New Cancer Caregiver
Receiving news of a loved one’s cancer diagnosis can be daunting on its own. But if you find yourself in the position of suddenly becoming a caregiver, it can be especially difficult. Becoming a caregiver might feel like taking on a new job that you have no training for. However, with time it can get easier. Plus, many caregivers find it to be fulfilling.
What does being a caregiver look like?
Just like each person's experience with cancer is different, so is the role of each caregiver. A caregiver is usually the person who provides the most home care for a loved one with cancer but is not paid.1
Because cancer treatment is often given in outpatient treatment centers, people with cancer often need help handling their daily tasks. Caregivers may help feed, dress, and clean their loved ones. They can also take care of responsibilities like paying bills, scheduling appointments, and managing insurance. Caregiver responsibilities will also change over time as the needs of the person they are caring for change.1
Understanding the diagnosis
An important first step as a new caregiver is understanding your loved one's diagnosis. Understanding the cancer and treatment may help you understand what the future holds. Some questions that may be helpful to ask your loved one’s doctors include2:
- Has the cancer spread beyond where it started?
- What are the treatment options?
- How long might treatment take?
- What will treatment be like and where will it take place?
- What are the potential side effects of treatment, and how will it impact daily life?

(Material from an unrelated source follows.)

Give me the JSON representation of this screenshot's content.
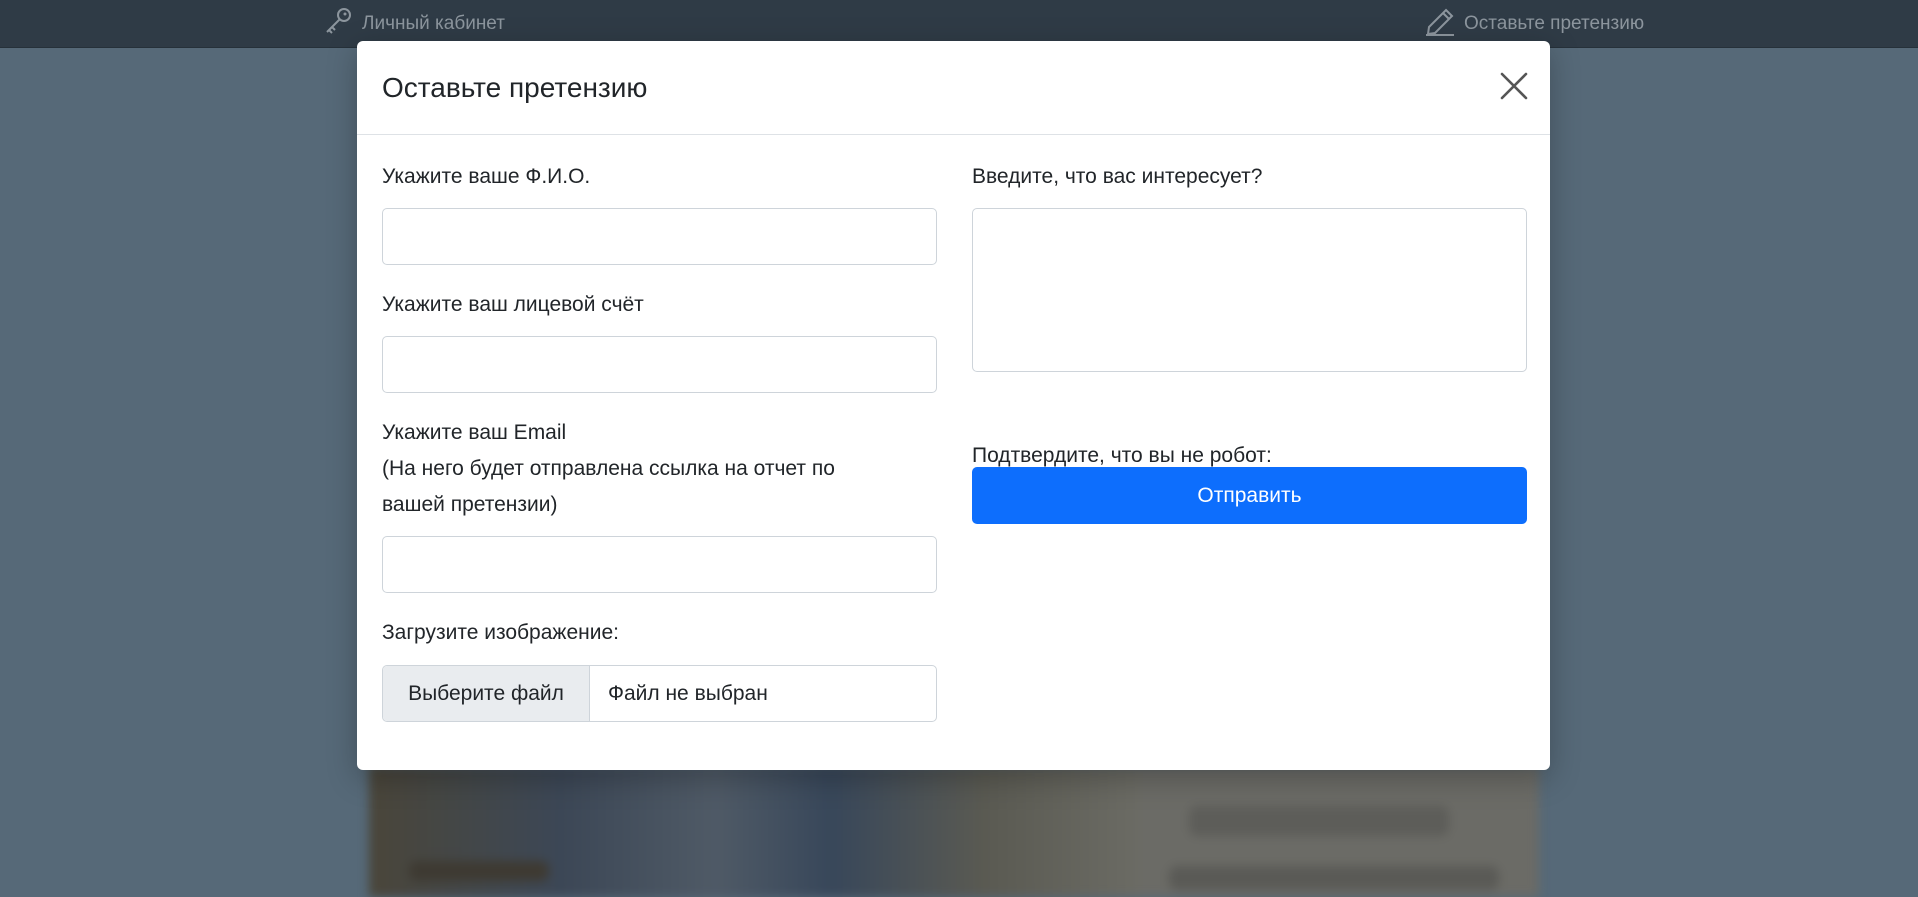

Challenges and benefits of caregiving
Though caregiving is challenging, many caregivers can find it rewarding. Some view caregiving as a chance to show their love and appreciation for their loved one. It can be an opportunity to bond more. It also may be motivating to feel as though you are making a difference in your loved one’s life. Many caregivers feel as though it helps give them a sense of purpose.1
Caregiving can also be difficult and painful. It is a very demanding job. It has an emotional side to it because you are personally invested in the well-being of your loved one. Caregivers can feel unprepared for the responsibilities asked of them. Some caregivers develop depression, tiredness, or trouble sleeping, especially if they are not taking time for themselves. Taking care of yourself is an important part of being a successful caregiver.1
Taking care of yourself
Caring for a loved one with cancer can be overwhelming. Taking care of yourself will make you happier and a better caregiver overall. At first, it may be helpful to reflect on your limits and set boundaries early. This can prevent a situation later where you are over-committed.1
Other steps you can take to care for yourself include1,3:
- Taking time for stress-relieving hobbies.
- Seeking emotional support or help with caregiving responsibilities from friends and family.
- Trying to eat a healthy diet and exercise.
- Speaking with a mental health professional.
- Taking time for meditation, journaling, or praying.
- Joining a support group for caregivers.
- If you have trouble balancing caregiving and your career, asking your human resources office about options for unpaid leave.
No one can be a perfect caregiver around the clock every day. It is a good idea to plan breaks for yourself. You may consider hiring a nurse, asking a friend or family member to cover for you, or using an adult care center. If you cannot afford outside care, Medicaid or Medicare may be able to help cover the cost.1
Becoming a cancer caregiver is a big step that will likely change many aspects of your life. As a caregiver, you have a unique opportunity to help your loved one navigate their cancer and have a huge impact on their life.
Internal radiation therapy is the most common type of radiation used to treat breast cancer.